5: for employers

Part of the necessity of creating sustainable work is to influence how corporations and employers treat employees. So it would be a shame to not include resources for employers and corporations on how to create a flexible, sustainable, and healthy workplace.

1. Can Your Employees Really Speak Freely?

For employers: research has shown that when employees can voice their concerns freely, organizations see increased retention and stronger performance. Learn about how to create a space for employees to share their opinions freely.

2. Humu

Developed by Laszlo Bock, the Senior Vice President of People Operations from 2006-2016 and a member of Google’s management team, growing the company from 6,000 to 72,000 employees. During his tenure, Google was recognized over 150 times as an exceptional employer, including being named the #1 Best Company to Work for in the United States seven times. This is his organization that develops business solutions to create better organizational structures. While work can’t always be amazing, it’s good to take steps to facilitate happy employees and to promote a healthy relationship with work. You don’t have to purchase their programs: there’s a lot to learn from their blog as well.

3. The Wrong Way to Respond to Employee Activism

An article by the Harvard Business Review exploring the necessity of employee activism and how to facilitate good relationships where employees are heard and represented in the company.

4. Creating the Best Workplace on Earth

No organization can fulfill every hope and desire of its employees, so it helps to know which matter most to people. Goffee and Jones have identified the six most essential imperatives for creating an ideal work environment. Their insights come from surveys and interviews of hundreds of executives from all over the world.

“Few organizations embody all six attributes of the dream organization, many are difficult to achieve, and some even conflict with one another. But they nonetheless stand as an agenda for executives who wish to create the most productive, most rewarding workplace imaginable.”

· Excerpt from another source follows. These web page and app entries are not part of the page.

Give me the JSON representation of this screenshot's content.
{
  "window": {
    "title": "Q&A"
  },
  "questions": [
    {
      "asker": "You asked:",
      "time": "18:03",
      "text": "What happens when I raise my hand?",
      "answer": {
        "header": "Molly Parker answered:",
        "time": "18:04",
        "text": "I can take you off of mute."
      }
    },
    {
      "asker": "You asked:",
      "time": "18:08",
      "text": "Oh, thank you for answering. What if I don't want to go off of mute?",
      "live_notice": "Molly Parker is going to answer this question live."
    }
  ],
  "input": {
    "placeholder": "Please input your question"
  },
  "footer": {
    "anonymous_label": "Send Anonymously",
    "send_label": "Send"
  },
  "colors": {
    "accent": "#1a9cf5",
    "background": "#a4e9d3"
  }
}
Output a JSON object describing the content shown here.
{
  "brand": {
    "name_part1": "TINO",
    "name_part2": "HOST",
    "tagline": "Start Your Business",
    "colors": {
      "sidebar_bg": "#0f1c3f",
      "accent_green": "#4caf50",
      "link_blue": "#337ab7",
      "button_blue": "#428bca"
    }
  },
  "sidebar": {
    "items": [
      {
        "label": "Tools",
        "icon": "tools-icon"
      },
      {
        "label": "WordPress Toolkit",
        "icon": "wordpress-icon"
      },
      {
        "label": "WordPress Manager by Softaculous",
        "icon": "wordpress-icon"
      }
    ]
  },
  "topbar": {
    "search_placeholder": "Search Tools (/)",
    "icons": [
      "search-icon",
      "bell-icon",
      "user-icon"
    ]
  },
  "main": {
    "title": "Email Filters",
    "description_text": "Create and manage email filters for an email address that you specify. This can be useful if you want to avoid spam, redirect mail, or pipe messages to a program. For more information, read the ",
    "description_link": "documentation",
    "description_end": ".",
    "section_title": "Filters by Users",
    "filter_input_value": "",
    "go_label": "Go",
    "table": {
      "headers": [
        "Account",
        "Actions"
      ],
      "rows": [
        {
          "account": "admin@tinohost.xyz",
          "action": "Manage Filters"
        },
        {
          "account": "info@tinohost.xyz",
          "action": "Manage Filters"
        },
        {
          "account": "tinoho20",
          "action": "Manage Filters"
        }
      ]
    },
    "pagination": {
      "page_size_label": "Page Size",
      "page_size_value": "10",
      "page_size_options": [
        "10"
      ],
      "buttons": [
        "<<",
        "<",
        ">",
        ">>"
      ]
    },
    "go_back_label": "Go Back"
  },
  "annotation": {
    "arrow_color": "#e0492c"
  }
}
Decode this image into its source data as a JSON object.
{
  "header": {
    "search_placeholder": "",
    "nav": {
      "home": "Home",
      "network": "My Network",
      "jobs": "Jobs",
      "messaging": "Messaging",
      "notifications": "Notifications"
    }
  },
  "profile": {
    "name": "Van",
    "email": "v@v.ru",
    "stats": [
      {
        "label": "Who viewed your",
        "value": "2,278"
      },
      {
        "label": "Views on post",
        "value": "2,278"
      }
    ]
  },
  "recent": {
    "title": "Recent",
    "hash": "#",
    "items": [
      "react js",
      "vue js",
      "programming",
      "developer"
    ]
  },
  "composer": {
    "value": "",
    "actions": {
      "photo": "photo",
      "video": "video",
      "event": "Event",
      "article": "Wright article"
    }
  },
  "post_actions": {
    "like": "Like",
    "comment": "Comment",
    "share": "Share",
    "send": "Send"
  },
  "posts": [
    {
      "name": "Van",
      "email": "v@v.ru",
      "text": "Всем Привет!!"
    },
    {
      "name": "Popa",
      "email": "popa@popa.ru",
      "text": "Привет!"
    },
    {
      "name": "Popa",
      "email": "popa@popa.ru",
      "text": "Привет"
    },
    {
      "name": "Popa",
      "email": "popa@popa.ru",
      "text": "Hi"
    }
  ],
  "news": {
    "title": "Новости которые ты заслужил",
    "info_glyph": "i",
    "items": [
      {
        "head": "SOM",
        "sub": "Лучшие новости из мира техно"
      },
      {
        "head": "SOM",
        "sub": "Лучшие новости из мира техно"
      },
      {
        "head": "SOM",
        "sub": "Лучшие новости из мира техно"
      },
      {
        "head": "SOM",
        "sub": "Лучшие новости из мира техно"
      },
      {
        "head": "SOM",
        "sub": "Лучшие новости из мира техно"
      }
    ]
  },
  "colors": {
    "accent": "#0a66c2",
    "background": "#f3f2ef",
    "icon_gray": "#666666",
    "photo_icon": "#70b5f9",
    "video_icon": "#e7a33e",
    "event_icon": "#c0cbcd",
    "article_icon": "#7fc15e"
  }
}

1. Let people be themselves.
2. Unleash the flow of information.
3. Magnify people’s strengths.
4. Stand for more than shareholder value.
5. Show how the daily work makes sense.
6. Have rules people can believe in.

5. What the “Best Companies to Work For” Do Differently

What makes a company culture great? To explore this question, the author and his colleague spent three years researching the best places to work in the United States. They selected 21 organizations that appeared perennially on one or more of the “Best Companies to Work For Lists” in reputable business publications between 2014 and 2018 and visited each for a day, during which they interviewed executives, met with Human Resources departments, conducted focus groups with employees, and toured the facilities. What did they find? The best places to work have a few things in common: they put people first, help workers pursue their passions, empower people to own their projects, encourage authenticity, and create opportunities for worker to connect on a personal level.

6. This is all for now! I will keep an eye out for more.

Remember: email me at workideology@gmail.com if you have any suggestions!